In SMPTE - Why the ";" in DROP and then :

Grazie wrote on 2/4/2012, 1:18 AM
I wake up screaming in the middle of the night about this kind of stuff. But "why"? - Not me screaming.

I really do understand the reason for DROP in SMPTE. But why the choice of semi colon ";" for "DROP" SMPTE as the far right field separator?



Steven Myers wrote on 2/4/2012, 2:59 AM
In a version of BASIC I used many years ago, using the semicolon was the only way to send a value to the telephone modem but prevent the addition of a CR/LF.
Grazie wrote on 2/4/2012, 3:45 AM
Sure, so/but why here?


farss wrote on 2/4/2012, 4:01 AM
Why not?
I know that sounds trite but it probably is as simple as that
I can think of good reasons to be able to easily know if it's drop or non drop.
Using ":" and ";" to denote one or the other is very simple on the eye and probably quite easy on the old hardware that first had to cope with this.

Grazie wrote on 2/4/2012, 6:19 AM
No, I don't think you're being trite at all. I was just hoping for an insight into the vagaries of TC and the proclivities of programmers/camera operators wanting more control.

Chienworks wrote on 2/4/2012, 8:09 AM

1:23:45;06 and 1:23:45:06 may look the same at first glance, but since one uses drop frame and the other doesn't, they actually differ by about 5 seconds. That's a critical time difference when a network is trying to sync a broadcast.

Changing the : to ; is a visual cue as to which timecode is being used.


How odd. Without the first line of "test" at the top, this post gets blocked. With it there, it goes through successfully.


Hmmmm. I don't think i said that well. Chronologically by the clock the two timecodes are the same, but the position in the file differs by 5 seconds' worth of frames.
rs170a wrote on 2/4/2012, 8:15 AM
NTSC Time Code tutorial (a 6 page pdf from Leitch).

monoparadox wrote on 2/4/2012, 8:29 AM
That was more than I ever wanted to know about SMPTE.
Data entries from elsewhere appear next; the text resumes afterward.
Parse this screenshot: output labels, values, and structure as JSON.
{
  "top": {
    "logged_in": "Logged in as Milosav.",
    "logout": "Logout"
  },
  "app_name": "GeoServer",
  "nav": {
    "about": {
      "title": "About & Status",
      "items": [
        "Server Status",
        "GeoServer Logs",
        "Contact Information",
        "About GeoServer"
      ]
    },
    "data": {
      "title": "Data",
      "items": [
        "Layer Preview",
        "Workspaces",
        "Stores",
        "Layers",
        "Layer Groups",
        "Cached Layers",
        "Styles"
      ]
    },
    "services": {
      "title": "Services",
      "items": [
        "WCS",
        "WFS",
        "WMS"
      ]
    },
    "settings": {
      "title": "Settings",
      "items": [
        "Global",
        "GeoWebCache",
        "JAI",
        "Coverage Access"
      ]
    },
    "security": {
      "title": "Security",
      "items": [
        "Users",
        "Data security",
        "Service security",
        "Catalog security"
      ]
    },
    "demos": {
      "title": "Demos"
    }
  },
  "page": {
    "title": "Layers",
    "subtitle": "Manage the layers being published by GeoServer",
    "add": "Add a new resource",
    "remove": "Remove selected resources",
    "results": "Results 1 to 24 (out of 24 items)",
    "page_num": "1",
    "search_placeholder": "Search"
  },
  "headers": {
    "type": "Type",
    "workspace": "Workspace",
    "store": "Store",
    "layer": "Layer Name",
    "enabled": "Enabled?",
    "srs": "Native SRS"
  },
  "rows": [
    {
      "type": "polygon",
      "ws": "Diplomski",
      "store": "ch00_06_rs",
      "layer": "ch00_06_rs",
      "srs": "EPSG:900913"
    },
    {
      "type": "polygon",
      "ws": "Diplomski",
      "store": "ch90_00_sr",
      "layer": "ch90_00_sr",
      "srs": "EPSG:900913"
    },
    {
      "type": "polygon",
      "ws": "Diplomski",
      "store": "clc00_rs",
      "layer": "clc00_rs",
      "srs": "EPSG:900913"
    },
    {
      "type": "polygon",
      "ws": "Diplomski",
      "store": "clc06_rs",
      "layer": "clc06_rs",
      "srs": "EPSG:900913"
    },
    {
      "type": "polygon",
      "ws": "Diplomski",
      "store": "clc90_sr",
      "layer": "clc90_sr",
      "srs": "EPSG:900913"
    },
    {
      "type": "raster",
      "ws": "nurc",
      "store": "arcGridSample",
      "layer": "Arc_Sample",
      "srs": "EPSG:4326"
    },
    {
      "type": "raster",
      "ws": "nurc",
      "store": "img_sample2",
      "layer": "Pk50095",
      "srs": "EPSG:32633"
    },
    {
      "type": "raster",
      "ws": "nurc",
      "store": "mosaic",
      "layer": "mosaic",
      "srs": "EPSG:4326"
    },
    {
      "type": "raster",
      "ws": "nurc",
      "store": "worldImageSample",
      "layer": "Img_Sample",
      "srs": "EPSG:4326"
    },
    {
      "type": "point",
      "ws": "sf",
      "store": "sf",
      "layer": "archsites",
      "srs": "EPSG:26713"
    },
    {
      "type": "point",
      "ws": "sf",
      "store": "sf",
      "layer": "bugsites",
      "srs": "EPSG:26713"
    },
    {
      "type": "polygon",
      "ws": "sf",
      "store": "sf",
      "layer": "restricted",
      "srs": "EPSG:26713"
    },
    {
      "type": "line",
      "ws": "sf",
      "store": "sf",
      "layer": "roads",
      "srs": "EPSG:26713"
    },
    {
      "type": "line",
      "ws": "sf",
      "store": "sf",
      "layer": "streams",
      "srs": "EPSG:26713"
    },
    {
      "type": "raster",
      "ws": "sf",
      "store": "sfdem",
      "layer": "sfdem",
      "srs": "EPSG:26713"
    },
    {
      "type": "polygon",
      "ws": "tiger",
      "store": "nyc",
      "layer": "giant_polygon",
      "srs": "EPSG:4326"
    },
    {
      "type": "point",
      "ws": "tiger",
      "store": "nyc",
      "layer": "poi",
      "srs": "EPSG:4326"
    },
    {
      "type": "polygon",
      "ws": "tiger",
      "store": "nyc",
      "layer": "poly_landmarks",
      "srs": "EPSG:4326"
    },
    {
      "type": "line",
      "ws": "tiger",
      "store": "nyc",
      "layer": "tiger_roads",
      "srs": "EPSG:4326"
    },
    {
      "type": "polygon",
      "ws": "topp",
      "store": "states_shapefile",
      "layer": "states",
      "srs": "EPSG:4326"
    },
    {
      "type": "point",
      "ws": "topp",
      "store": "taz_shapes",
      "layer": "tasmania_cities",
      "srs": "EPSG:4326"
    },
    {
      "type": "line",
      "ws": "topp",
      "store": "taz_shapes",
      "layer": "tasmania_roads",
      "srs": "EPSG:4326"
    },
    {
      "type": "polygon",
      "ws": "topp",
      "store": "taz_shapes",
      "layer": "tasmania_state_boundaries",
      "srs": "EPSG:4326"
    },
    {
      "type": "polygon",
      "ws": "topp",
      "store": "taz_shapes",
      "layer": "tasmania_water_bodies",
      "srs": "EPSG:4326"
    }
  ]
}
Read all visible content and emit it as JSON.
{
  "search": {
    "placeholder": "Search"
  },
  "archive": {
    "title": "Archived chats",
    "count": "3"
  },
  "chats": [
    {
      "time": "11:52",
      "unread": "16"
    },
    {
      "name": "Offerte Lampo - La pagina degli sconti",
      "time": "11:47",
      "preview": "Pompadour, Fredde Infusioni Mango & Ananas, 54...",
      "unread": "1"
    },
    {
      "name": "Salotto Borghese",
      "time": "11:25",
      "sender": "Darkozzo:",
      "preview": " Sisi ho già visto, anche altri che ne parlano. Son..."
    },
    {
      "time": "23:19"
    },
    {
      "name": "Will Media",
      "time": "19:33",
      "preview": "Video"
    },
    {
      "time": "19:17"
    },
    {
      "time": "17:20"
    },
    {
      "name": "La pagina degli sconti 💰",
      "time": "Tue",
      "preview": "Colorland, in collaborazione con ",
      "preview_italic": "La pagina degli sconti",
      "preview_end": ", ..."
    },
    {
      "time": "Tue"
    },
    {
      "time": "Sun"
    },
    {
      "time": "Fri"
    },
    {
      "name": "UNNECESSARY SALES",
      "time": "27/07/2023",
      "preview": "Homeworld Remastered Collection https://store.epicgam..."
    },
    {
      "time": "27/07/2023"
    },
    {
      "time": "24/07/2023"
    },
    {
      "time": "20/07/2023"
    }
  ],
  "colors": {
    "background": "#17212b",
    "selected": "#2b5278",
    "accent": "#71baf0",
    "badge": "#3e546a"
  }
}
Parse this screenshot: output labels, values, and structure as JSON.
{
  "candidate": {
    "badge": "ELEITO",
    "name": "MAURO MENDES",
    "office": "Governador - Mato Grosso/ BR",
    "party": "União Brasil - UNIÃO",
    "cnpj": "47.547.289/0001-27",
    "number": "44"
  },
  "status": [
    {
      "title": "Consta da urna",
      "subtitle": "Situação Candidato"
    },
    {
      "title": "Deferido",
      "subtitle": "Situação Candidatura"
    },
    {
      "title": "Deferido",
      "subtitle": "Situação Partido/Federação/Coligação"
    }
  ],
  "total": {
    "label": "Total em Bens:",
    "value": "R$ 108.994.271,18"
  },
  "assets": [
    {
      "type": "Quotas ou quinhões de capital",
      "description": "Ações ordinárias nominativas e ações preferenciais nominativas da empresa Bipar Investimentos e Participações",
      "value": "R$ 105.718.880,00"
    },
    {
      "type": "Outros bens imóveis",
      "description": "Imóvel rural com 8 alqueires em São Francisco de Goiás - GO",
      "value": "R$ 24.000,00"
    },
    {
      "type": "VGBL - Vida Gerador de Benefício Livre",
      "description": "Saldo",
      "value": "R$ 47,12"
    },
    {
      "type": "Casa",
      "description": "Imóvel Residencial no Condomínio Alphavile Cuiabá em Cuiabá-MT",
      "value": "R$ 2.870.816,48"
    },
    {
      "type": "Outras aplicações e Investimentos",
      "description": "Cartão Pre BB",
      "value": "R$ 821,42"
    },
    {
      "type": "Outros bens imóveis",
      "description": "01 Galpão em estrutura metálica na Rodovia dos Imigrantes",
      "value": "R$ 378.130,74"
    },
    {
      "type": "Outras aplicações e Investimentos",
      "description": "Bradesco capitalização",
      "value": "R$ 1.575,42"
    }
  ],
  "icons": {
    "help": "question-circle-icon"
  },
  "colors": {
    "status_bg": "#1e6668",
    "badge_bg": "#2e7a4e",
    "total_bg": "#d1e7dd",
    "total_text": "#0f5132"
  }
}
Some of you guys are obscure . . . but relevant. :-)
Former user wrote on 2/4/2012, 9:10 AM
Working in the linear tape world of editing most of my career, the semi-colon was a visual indication of the drop code vs. non-drop. When doing spot editing, we normally edited with non-drop tc. Made the math a lot easier and you could start spots at 1 minute even. When doing program length, we normally used drop.

Early edit/machine controllers could not always determine the drop frame status and you would have to set the status manually. This visual indiction was important.

Dave T2
larry-peter wrote on 2/4/2012, 10:01 AM
Dunno if this is relevant, but CMX 3600 EDL format originally used a data field specifying drop or non-drop TC and all TC entries used colons. When Grass Valley introduced their EDL format, it did away with the TC data field and began using colons and semicolons to differentiate drop from non.
Former user wrote on 2/4/2012, 11:22 AM
I never used CMX but you might be right. Grass Valley came on pretty strong in the earlier machine control/switcher days. I started on Datatron and then our proprietary controller.

Dave T2